What you return must match the listing below word for word.

> **Material supplied**
___
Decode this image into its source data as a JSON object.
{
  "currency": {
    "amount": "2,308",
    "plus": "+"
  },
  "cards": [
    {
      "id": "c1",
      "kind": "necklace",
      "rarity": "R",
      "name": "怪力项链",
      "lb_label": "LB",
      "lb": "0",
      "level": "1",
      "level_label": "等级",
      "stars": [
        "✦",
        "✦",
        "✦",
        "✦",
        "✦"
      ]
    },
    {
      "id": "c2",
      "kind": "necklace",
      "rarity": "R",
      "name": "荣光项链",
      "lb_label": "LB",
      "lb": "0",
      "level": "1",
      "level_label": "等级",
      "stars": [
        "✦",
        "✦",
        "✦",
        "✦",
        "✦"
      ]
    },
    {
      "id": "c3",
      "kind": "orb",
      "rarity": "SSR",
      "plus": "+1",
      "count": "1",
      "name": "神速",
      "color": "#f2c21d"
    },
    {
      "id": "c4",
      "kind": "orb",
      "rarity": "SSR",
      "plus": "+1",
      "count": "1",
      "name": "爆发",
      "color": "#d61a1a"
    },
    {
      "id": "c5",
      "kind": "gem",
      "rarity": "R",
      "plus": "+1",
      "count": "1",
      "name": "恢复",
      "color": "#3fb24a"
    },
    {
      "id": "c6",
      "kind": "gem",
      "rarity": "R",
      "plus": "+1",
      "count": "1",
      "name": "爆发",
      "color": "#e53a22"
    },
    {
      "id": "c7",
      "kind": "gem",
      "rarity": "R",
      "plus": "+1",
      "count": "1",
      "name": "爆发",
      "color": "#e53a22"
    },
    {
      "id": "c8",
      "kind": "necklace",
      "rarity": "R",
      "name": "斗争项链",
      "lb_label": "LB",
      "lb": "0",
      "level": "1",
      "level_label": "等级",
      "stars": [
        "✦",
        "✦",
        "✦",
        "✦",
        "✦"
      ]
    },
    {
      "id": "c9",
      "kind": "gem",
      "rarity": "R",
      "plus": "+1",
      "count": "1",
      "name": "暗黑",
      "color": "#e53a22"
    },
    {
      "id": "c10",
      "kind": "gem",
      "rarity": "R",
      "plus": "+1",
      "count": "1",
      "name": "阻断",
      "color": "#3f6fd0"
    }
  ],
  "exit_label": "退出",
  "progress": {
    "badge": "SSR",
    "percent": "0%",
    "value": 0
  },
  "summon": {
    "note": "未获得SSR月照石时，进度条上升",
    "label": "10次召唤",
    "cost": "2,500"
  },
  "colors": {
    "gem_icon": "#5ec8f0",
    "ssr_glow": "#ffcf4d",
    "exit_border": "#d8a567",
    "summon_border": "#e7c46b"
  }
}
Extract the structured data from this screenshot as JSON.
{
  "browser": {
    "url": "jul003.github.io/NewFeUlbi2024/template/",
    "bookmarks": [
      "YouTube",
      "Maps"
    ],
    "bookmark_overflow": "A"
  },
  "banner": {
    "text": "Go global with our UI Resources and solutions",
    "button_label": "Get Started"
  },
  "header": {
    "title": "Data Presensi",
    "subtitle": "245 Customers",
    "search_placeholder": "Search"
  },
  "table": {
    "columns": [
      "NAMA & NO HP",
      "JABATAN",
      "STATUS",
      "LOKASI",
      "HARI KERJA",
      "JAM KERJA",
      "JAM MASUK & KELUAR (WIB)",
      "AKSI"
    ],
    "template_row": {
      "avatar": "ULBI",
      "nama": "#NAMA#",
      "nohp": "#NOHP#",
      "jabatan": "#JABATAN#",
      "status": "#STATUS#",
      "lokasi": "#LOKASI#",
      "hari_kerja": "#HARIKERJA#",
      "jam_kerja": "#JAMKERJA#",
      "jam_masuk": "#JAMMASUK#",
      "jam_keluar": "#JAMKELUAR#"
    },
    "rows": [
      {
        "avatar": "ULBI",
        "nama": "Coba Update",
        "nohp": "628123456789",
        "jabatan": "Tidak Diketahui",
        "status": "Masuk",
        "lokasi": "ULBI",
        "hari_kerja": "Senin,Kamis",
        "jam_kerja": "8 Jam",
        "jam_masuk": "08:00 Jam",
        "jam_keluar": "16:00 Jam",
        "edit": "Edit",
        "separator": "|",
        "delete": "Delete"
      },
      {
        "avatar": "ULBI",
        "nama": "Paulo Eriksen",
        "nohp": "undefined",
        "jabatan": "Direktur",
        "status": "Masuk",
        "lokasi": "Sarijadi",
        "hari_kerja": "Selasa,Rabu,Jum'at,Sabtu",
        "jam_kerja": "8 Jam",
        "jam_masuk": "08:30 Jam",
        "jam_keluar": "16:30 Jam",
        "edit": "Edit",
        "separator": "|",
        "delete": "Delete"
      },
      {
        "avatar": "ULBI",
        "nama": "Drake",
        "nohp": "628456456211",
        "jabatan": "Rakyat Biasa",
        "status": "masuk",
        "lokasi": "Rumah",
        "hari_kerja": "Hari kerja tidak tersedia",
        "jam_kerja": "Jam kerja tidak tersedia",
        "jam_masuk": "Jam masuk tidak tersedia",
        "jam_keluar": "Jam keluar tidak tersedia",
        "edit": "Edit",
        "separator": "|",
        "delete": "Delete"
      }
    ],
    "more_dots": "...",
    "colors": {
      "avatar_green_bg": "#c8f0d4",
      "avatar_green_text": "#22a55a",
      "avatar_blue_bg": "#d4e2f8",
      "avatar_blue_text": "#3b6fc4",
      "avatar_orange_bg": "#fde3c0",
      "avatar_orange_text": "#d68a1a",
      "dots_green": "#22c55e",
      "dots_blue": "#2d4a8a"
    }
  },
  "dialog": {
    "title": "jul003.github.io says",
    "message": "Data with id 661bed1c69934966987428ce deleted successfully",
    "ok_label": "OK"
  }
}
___
> **Task result**
Decode this image into its source data as a JSON object.
{
  "currency": {
    "amount": "2,308",
    "plus": "+"
  },
  "cards": [
    {
      "id": "c1",
      "kind": "necklace",
      "rarity": "R",
      "name": "怪力项链",
      "lb_label": "LB",
      "lb": "0",
      "level": "1",
      "level_label": "等级",
      "stars": [
        "✦",
        "✦",
        "✦",
        "✦",
        "✦"
      ]
    },
    {
      "id": "c2",
      "kind": "necklace",
      "rarity": "R",
      "name": "荣光项链",
      "lb_label": "LB",
      "lb": "0",
      "level": "1",
      "level_label": "等级",
      "stars": [
        "✦",
        "✦",
        "✦",
        "✦",
        "✦"
      ]
    },
    {
      "id": "c3",
      "kind": "orb",
      "rarity": "SSR",
      "plus": "+1",
      "count": "1",
      "name": "神速",
      "color": "#f2c21d"
    },
    {
      "id": "c4",
      "kind": "orb",
      "rarity": "SSR",
      "plus": "+1",
      "count": "1",
      "name": "爆发",
      "color": "#d61a1a"
    },
    {
      "id": "c5",
      "kind": "gem",
      "rarity": "R",
      "plus": "+1",
      "count": "1",
      "name": "恢复",
      "color": "#3fb24a"
    },
    {
      "id": "c6",
      "kind": "gem",
      "rarity": "R",
      "plus": "+1",
      "count": "1",
      "name": "爆发",
      "color": "#e53a22"
    },
    {
      "id": "c7",
      "kind": "gem",
      "rarity": "R",
      "plus": "+1",
      "count": "1",
      "name": "爆发",
      "color": "#e53a22"
    },
    {
      "id": "c8",
      "kind": "necklace",
      "rarity": "R",
      "name": "斗争项链",
      "lb_label": "LB",
      "lb": "0",
      "level": "1",
      "level_label": "等级",
      "stars": [
        "✦",
        "✦",
        "✦",
        "✦",
        "✦"
      ]
    },
    {
      "id": "c9",
      "kind": "gem",
      "rarity": "R",
      "plus": "+1",
      "count": "1",
      "name": "暗黑",
      "color": "#e53a22"
    },
    {
      "id": "c10",
      "kind": "gem",
      "rarity": "R",
      "plus": "+1",
      "count": "1",
      "name": "阻断",
      "color": "#3f6fd0"
    }
  ],
  "exit_label": "退出",
  "progress": {
    "badge": "SSR",
    "percent": "0%",
    "value": 0
  },
  "summon": {
    "note": "未获得SSR月照石时，进度条上升",
    "label": "10次召唤",
    "cost": "2,500"
  },
  "colors": {
    "gem_icon": "#5ec8f0",
    "ssr_glow": "#ffcf4d",
    "exit_border": "#d8a567",
    "summon_border": "#e7c46b"
  }
}
Extract the structured data from this screenshot as JSON.
{
  "browser": {
    "url": "jul003.github.io/NewFeUlbi2024/template/",
    "bookmarks": [
      "YouTube",
      "Maps"
    ],
    "bookmark_overflow": "A"
  },
  "banner": {
    "text": "Go global with our UI Resources and solutions",
    "button_label": "Get Started"
  },
  "header": {
    "title": "Data Presensi",
    "subtitle": "245 Customers",
    "search_placeholder": "Search"
  },
  "table": {
    "columns": [
      "NAMA & NO HP",
      "JABATAN",
      "STATUS",
      "LOKASI",
      "HARI KERJA",
      "JAM KERJA",
      "JAM MASUK & KELUAR (WIB)",
      "AKSI"
    ],
    "template_row": {
      "avatar": "ULBI",
      "nama": "#NAMA#",
      "nohp": "#NOHP#",
      "jabatan": "#JABATAN#",
      "status": "#STATUS#",
      "lokasi": "#LOKASI#",
      "hari_kerja": "#HARIKERJA#",
      "jam_kerja": "#JAMKERJA#",
      "jam_masuk": "#JAMMASUK#",
      "jam_keluar": "#JAMKELUAR#"
    },
    "rows": [
      {
        "avatar": "ULBI",
        "nama": "Coba Update",
        "nohp": "628123456789",
        "jabatan": "Tidak Diketahui",
        "status": "Masuk",
        "lokasi": "ULBI",
        "hari_kerja": "Senin,Kamis",
        "jam_kerja": "8 Jam",
        "jam_masuk": "08:00 Jam",
        "jam_keluar": "16:00 Jam",
        "edit": "Edit",
        "separator": "|",
        "delete": "Delete"
      },
      {
        "avatar": "ULBI",
        "nama": "Paulo Eriksen",
        "nohp": "undefined",
        "jabatan": "Direktur",
        "status": "Masuk",
        "lokasi": "Sarijadi",
        "hari_kerja": "Selasa,Rabu,Jum'at,Sabtu",
        "jam_kerja": "8 Jam",
        "jam_masuk": "08:30 Jam",
        "jam_keluar": "16:30 Jam",
        "edit": "Edit",
        "separator": "|",
        "delete": "Delete"
      },
      {
        "avatar": "ULBI",
        "nama": "Drake",
        "nohp": "628456456211",
        "jabatan": "Rakyat Biasa",
        "status": "masuk",
        "lokasi": "Rumah",
        "hari_kerja": "Hari kerja tidak tersedia",
        "jam_kerja": "Jam kerja tidak tersedia",
        "jam_masuk": "Jam masuk tidak tersedia",
        "jam_keluar": "Jam keluar tidak tersedia",
        "edit": "Edit",
        "separator": "|",
        "delete": "Delete"
      }
    ],
    "more_dots": "...",
    "colors": {
      "avatar_green_bg": "#c8f0d4",
      "avatar_green_text": "#22a55a",
      "avatar_blue_bg": "#d4e2f8",
      "avatar_blue_text": "#3b6fc4",
      "avatar_orange_bg": "#fde3c0",
      "avatar_orange_text": "#d68a1a",
      "dots_green": "#22c55e",
      "dots_blue": "#2d4a8a"
    }
  },
  "dialog": {
    "title": "jul003.github.io says",
    "message": "Data with id 661bed1c69934966987428ce deleted successfully",
    "ok_label": "OK"
  }
}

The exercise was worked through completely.